This link will take you to the webpage of NHS South Tees, and to Diane Bousfield's experiences of caring for her husband Tony. Tony spent many months in ICU, with a complex neurological (brain) illness. Diane has written a series of detailed and compelling poems and books about her experiences. She has very kindly given permission for them to be shared here.

Web Link: Age Scotland (advice for carers)

This link will take you to the Age Scotland website.They provide a fantastic range of information and advice on many different issues such as housing, legal issues, saving money on your energy bills, eating well and common health conditions. Much of this is available in free leaflets that you can download or print off. Part of their services include an Information and Advice team. Their staff and volunteers specialise in answering enquiries from older people, their carers and...

Web Link: Alcohol and recovery: where to get help

Alcohol is a major health issue in Scotland. Research has shown that around a quarter of admissions to Intensive Care are alcohol-related.If you're worried about how much you, or a person you care about drinks, there is plenty of help available. This link will take you to the website of Scottish Families Affected by Alcohol. They offer information, advice, a helpline and local support groups for individuals and their family members.

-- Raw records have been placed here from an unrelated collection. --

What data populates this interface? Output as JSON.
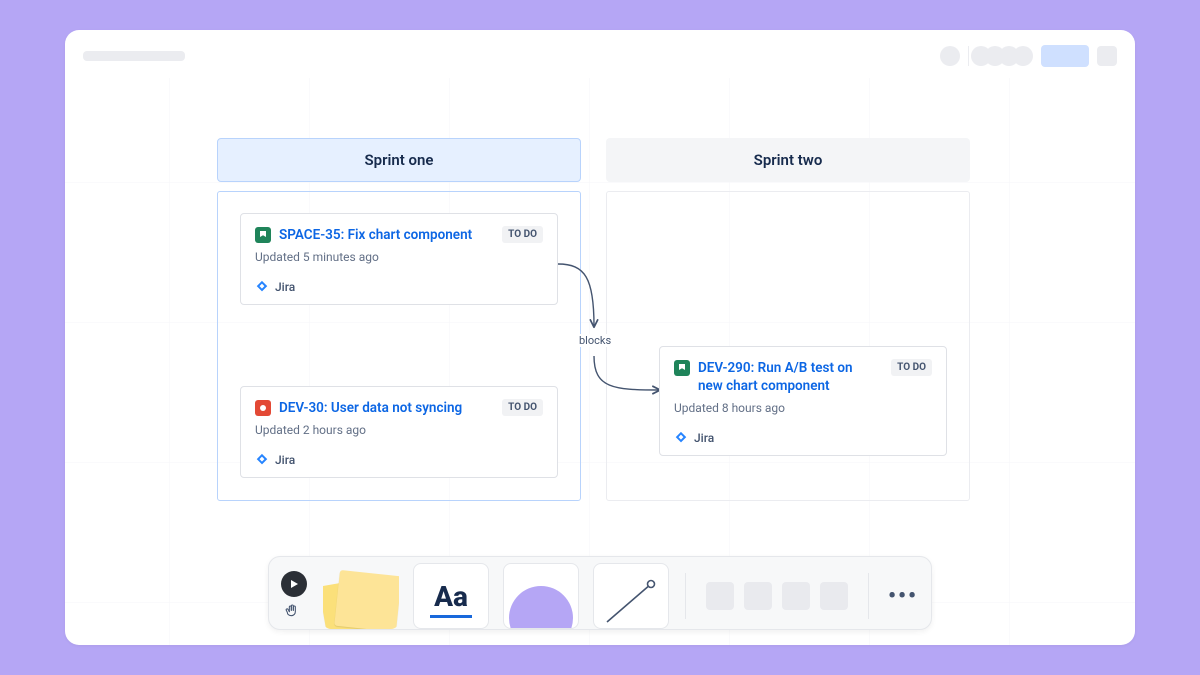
{
  "columns": {
    "one": {
      "title": "Sprint one"
    },
    "two": {
      "title": "Sprint two"
    }
  },
  "connector": {
    "label": "blocks"
  },
  "cards": {
    "space35": {
      "title": "SPACE-35: Fix chart component",
      "status": "TO DO",
      "updated": "Updated 5 minutes ago",
      "source": "Jira",
      "issue_type": "story"
    },
    "dev30": {
      "title": "DEV-30: User data not syncing",
      "status": "TO DO",
      "updated": "Updated 2 hours ago",
      "source": "Jira",
      "issue_type": "bug"
    },
    "dev290": {
      "title": "DEV-290: Run A/B test on new chart component",
      "status": "TO DO",
      "updated": "Updated 8 hours ago",
      "source": "Jira",
      "issue_type": "story"
    }
  },
  "toolbar": {
    "text_label": "Aa",
    "more_label": "•••"
  }
}
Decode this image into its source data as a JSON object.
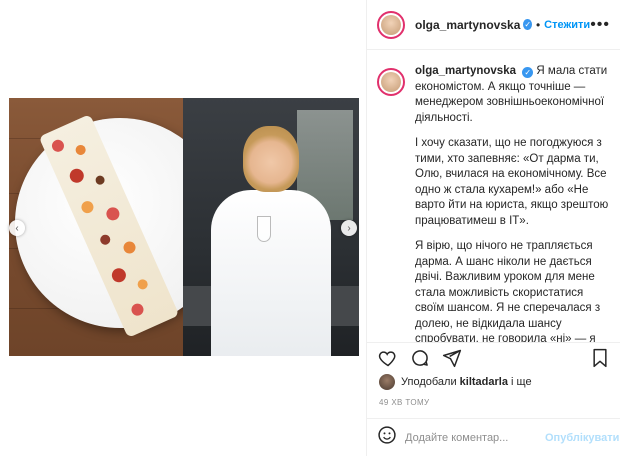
{
  "post": {
    "username": "olga_martynovska",
    "follow_label": "Стежити",
    "more_label": "•••",
    "separator": "•",
    "verified_icon": "✓"
  },
  "caption": {
    "username": "olga_martynovska",
    "lines": [
      "Я мала стати економістом. А якщо точніше — менеджером зовнішньоекономічної діяльності.",
      "І хочу сказати, що не погоджуюся з тими, хто запевняє: «От дарма ти, Олю, вчилася на економічному. Все одно ж стала кухарем!» або «Не варто йти на юриста, якщо зрештою працюватимеш в IT».",
      "Я вірю, що нічого не трапляється дарма. А шанс ніколи не дається двічі. Важливим уроком для мене стала можливість скористатися своїм шансом. Я не сперечалася з долею, не відкидала шансу спробувати, не говорила «ні» — я"
    ]
  },
  "likes": {
    "prefix": "Уподобали",
    "user": "kiltadarla",
    "suffix": "і ще"
  },
  "time_ago": "49 ХВ ТОМУ",
  "comment": {
    "placeholder": "Додайте коментар...",
    "publish_label": "Опублікувати"
  },
  "carousel": {
    "prev_icon": "‹",
    "next_icon": "›"
  },
  "icons": {
    "like": "heart-icon",
    "comment": "comment-icon",
    "share": "share-icon",
    "save": "bookmark-icon",
    "emoji": "emoji-icon"
  },
  "colors": {
    "accent": "#0095f6",
    "verified": "#3897f0",
    "publish_disabled": "#b2dffc",
    "muted": "#8e8e8e"
  }
}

Web Link: Alcohol Liaison Nurses

Alcohol is a major health issue in Scotland. Research has shown that around a quarter of admissions to Intensive Care are alcohol-related.If you're worried about how much you, or a person you care about drinks, there is plenty of help available. Ask the nurses or doctors if you can speak to the Alcohol Liaison service.They offer information and advice, and can help with short-term withdrawal, if needed.This link will take you to Edinburgh City's website and their page on the...

Web Link: Bereavement support for children

We're very sorry for your loss. This link will take you to the website of childbereavement uk. They are a UK-wide organisation who can help support families with children and young adults, when there is a death in the family. They provide a free confidential Helpline, staffed by trained professionals, face-to-face support (in some areas), and helpful leaflets that you can download or print off. Please see their website to find out more.

Article: Carer support (hospital discharge services)

This service is available to carers of people admitted to an NHS Lothian hospital.Carer support workers in hospital can help you to get involved in planning support for the person you care about, for when they leave hospital (discharge planning). You can use this service if you or the person you care for is aged 18 years or over.They can help you: work with staff to decide what support will be arranged for the person you care about when they leave hospital decide what support you...

Web Link: Carers Allowance factsheet

This link will take you to the Carers UK website.There is a really useful, recently updated factsheet about carers' allowance that you can read or print off.

Web Link: Citizens Advice (Scotland)

This link will take you to the Citizens Advice Bureau. They can provide information and advice on a wide range of money, legal and health issues including: Money & debt Benefits Employment Housing Family problems Health Services Legal rights & responsibilities For advice in Scotland, go to https://www.citizensadvice.org.uk/scotland/ For advice in England, go to https://www.citizensadvice.org.uk/ For advice in Northern Ireland, go to...

Article: Eating: what can I do to help?

Common problems with eating after Intensive Care Patients often lose weight during their time in Intensive Care. Patients who spend a long time in Intensive Care can lose a lot of weight, sometimes up to 20% of their weight from when they were first admitted. There are a number of problems with eating which are common after Intensive Care. They include things like poor appetite, food not tasting quite as it should (with either a metallic or salty taste), feeling full quickly and...

External Video: George's experience of ward care

In this video, George talks about his experiences of care on the wards after Intensive Care. He also talks about his experiences of discharge planning.